## TASK STATEMENT
Copy the records that follow exactly, leaving nothing out.

+++ DATA FOR THIS EXERCISE +++

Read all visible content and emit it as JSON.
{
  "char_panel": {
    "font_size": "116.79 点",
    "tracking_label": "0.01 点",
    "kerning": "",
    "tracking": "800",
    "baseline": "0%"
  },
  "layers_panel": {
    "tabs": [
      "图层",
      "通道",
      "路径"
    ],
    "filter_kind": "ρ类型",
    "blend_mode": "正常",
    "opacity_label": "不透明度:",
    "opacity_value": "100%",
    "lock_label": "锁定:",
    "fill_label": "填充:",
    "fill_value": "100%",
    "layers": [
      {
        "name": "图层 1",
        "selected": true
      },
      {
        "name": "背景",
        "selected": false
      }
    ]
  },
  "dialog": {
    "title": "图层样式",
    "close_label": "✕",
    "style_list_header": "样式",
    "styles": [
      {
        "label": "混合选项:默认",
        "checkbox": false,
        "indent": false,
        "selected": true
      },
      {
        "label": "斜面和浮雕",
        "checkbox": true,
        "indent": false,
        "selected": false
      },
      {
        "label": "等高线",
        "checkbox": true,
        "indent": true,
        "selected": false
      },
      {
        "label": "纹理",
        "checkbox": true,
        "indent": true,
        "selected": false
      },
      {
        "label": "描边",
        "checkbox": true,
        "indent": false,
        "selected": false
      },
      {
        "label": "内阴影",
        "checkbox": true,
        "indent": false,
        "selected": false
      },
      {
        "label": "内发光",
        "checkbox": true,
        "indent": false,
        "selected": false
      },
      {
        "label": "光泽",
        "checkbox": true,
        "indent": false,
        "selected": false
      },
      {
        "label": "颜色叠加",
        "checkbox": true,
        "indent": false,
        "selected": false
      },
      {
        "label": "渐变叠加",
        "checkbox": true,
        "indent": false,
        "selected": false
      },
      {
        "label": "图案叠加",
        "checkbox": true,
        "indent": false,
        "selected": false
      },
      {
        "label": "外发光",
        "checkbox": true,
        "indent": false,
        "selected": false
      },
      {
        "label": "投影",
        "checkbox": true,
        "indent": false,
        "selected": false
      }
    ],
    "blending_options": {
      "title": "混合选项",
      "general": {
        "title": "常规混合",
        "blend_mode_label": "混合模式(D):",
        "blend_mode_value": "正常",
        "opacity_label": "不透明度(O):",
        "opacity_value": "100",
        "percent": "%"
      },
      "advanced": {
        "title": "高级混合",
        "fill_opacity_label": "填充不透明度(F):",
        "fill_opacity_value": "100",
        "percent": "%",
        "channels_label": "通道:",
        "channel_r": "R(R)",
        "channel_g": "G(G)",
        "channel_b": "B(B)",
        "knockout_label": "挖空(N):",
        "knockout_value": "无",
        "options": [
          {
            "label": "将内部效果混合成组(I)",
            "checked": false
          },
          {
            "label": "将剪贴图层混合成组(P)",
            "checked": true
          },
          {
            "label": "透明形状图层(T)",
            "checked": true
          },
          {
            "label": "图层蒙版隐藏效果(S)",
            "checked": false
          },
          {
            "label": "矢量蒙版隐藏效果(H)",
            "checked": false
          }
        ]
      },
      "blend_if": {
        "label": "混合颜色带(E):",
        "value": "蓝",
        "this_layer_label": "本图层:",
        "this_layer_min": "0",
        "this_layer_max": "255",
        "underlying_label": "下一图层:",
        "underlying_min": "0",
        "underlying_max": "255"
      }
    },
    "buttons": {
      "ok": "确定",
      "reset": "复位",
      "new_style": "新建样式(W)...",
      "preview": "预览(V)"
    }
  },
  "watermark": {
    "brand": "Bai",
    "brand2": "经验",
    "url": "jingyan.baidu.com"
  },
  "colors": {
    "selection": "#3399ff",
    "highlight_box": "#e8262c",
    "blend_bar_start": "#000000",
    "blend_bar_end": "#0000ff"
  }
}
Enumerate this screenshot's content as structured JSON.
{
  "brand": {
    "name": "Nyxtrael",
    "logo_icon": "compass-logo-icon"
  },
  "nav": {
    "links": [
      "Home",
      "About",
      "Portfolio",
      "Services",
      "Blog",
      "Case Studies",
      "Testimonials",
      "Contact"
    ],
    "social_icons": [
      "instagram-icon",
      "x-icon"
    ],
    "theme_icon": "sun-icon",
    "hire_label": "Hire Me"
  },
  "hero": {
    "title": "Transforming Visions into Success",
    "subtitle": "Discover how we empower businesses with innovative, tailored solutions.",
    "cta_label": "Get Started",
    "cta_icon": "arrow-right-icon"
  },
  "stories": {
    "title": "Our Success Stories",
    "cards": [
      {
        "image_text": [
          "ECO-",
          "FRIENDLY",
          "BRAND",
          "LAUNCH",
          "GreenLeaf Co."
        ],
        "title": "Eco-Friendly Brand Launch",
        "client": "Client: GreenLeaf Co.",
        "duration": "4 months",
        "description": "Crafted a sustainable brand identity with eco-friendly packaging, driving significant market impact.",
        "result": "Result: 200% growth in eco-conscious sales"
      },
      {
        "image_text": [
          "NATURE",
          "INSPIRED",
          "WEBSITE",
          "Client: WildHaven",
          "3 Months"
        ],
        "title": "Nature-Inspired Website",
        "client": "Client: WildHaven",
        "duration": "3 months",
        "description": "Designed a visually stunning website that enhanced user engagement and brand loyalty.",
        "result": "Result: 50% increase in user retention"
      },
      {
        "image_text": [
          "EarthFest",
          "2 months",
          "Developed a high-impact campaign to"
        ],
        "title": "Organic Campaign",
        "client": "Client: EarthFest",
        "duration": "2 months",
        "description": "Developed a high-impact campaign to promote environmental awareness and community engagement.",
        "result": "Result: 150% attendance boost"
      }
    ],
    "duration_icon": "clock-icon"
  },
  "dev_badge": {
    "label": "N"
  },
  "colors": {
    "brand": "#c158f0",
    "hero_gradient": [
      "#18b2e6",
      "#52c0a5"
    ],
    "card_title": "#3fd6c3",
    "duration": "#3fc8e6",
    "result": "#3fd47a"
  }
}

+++

## RESULT
Read all visible content and emit it as JSON.
{
  "char_panel": {
    "font_size": "116.79 点",
    "tracking_label": "0.01 点",
    "kerning": "",
    "tracking": "800",
    "baseline": "0%"
  },
  "layers_panel": {
    "tabs": [
      "图层",
      "通道",
      "路径"
    ],
    "filter_kind": "ρ类型",
    "blend_mode": "正常",
    "opacity_label": "不透明度:",
    "opacity_value": "100%",
    "lock_label": "锁定:",
    "fill_label": "填充:",
    "fill_value": "100%",
    "layers": [
      {
        "name": "图层 1",
        "selected": true
      },
      {
        "name": "背景",
        "selected": false
      }
    ]
  },
  "dialog": {
    "title": "图层样式",
    "close_label": "✕",
    "style_list_header": "样式",
    "styles": [
      {
        "label": "混合选项:默认",
        "checkbox": false,
        "indent": false,
        "selected": true
      },
      {
        "label": "斜面和浮雕",
        "checkbox": true,
        "indent": false,
        "selected": false
      },
      {
        "label": "等高线",
        "checkbox": true,
        "indent": true,
        "selected": false
      },
      {
        "label": "纹理",
        "checkbox": true,
        "indent": true,
        "selected": false
      },
      {
        "label": "描边",
        "checkbox": true,
        "indent": false,
        "selected": false
      },
      {
        "label": "内阴影",
        "checkbox": true,
        "indent": false,
        "selected": false
      },
      {
        "label": "内发光",
        "checkbox": true,
        "indent": false,
        "selected": false
      },
      {
        "label": "光泽",
        "checkbox": true,
        "indent": false,
        "selected": false
      },
      {
        "label": "颜色叠加",
        "checkbox": true,
        "indent": false,
        "selected": false
      },
      {
        "label": "渐变叠加",
        "checkbox": true,
        "indent": false,
        "selected": false
      },
      {
        "label": "图案叠加",
        "checkbox": true,
        "indent": false,
        "selected": false
      },
      {
        "label": "外发光",
        "checkbox": true,
        "indent": false,
        "selected": false
      },
      {
        "label": "投影",
        "checkbox": true,
        "indent": false,
        "selected": false
      }
    ],
    "blending_options": {
      "title": "混合选项",
      "general": {
        "title": "常规混合",
        "blend_mode_label": "混合模式(D):",
        "blend_mode_value": "正常",
        "opacity_label": "不透明度(O):",
        "opacity_value": "100",
        "percent": "%"
      },
      "advanced": {
        "title": "高级混合",
        "fill_opacity_label": "填充不透明度(F):",
        "fill_opacity_value": "100",
        "percent": "%",
        "channels_label": "通道:",
        "channel_r": "R(R)",
        "channel_g": "G(G)",
        "channel_b": "B(B)",
        "knockout_label": "挖空(N):",
        "knockout_value": "无",
        "options": [
          {
            "label": "将内部效果混合成组(I)",
            "checked": false
          },
          {
            "label": "将剪贴图层混合成组(P)",
            "checked": true
          },
          {
            "label": "透明形状图层(T)",
            "checked": true
          },
          {
            "label": "图层蒙版隐藏效果(S)",
            "checked": false
          },
          {
            "label": "矢量蒙版隐藏效果(H)",
            "checked": false
          }
        ]
      },
      "blend_if": {
        "label": "混合颜色带(E):",
        "value": "蓝",
        "this_layer_label": "本图层:",
        "this_layer_min": "0",
        "this_layer_max": "255",
        "underlying_label": "下一图层:",
        "underlying_min": "0",
        "underlying_max": "255"
      }
    },
    "buttons": {
      "ok": "确定",
      "reset": "复位",
      "new_style": "新建样式(W)...",
      "preview": "预览(V)"
    }
  },
  "watermark": {
    "brand": "Bai",
    "brand2": "经验",
    "url": "jingyan.baidu.com"
  },
  "colors": {
    "selection": "#3399ff",
    "highlight_box": "#e8262c",
    "blend_bar_start": "#000000",
    "blend_bar_end": "#0000ff"
  }
}
Enumerate this screenshot's content as structured JSON.
{
  "brand": {
    "name": "Nyxtrael",
    "logo_icon": "compass-logo-icon"
  },
  "nav": {
    "links": [
      "Home",
      "About",
      "Portfolio",
      "Services",
      "Blog",
      "Case Studies",
      "Testimonials",
      "Contact"
    ],
    "social_icons": [
      "instagram-icon",
      "x-icon"
    ],
    "theme_icon": "sun-icon",
    "hire_label": "Hire Me"
  },
  "hero": {
    "title": "Transforming Visions into Success",
    "subtitle": "Discover how we empower businesses with innovative, tailored solutions.",
    "cta_label": "Get Started",
    "cta_icon": "arrow-right-icon"
  },
  "stories": {
    "title": "Our Success Stories",
    "cards": [
      {
        "image_text": [
          "ECO-",
          "FRIENDLY",
          "BRAND",
          "LAUNCH",
          "GreenLeaf Co."
        ],
        "title": "Eco-Friendly Brand Launch",
        "client": "Client: GreenLeaf Co.",
        "duration": "4 months",
        "description": "Crafted a sustainable brand identity with eco-friendly packaging, driving significant market impact.",
        "result": "Result: 200% growth in eco-conscious sales"
      },
      {
        "image_text": [
          "NATURE",
          "INSPIRED",
          "WEBSITE",
          "Client: WildHaven",
          "3 Months"
        ],
        "title": "Nature-Inspired Website",
        "client": "Client: WildHaven",
        "duration": "3 months",
        "description": "Designed a visually stunning website that enhanced user engagement and brand loyalty.",
        "result": "Result: 50% increase in user retention"
      },
      {
        "image_text": [
          "EarthFest",
          "2 months",
          "Developed a high-impact campaign to"
        ],
        "title": "Organic Campaign",
        "client": "Client: EarthFest",
        "duration": "2 months",
        "description": "Developed a high-impact campaign to promote environmental awareness and community engagement.",
        "result": "Result: 150% attendance boost"
      }
    ],
    "duration_icon": "clock-icon"
  },
  "dev_badge": {
    "label": "N"
  },
  "colors": {
    "brand": "#c158f0",
    "hero_gradient": [
      "#18b2e6",
      "#52c0a5"
    ],
    "card_title": "#3fd6c3",
    "duration": "#3fc8e6",
    "result": "#3fd47a"
  }
}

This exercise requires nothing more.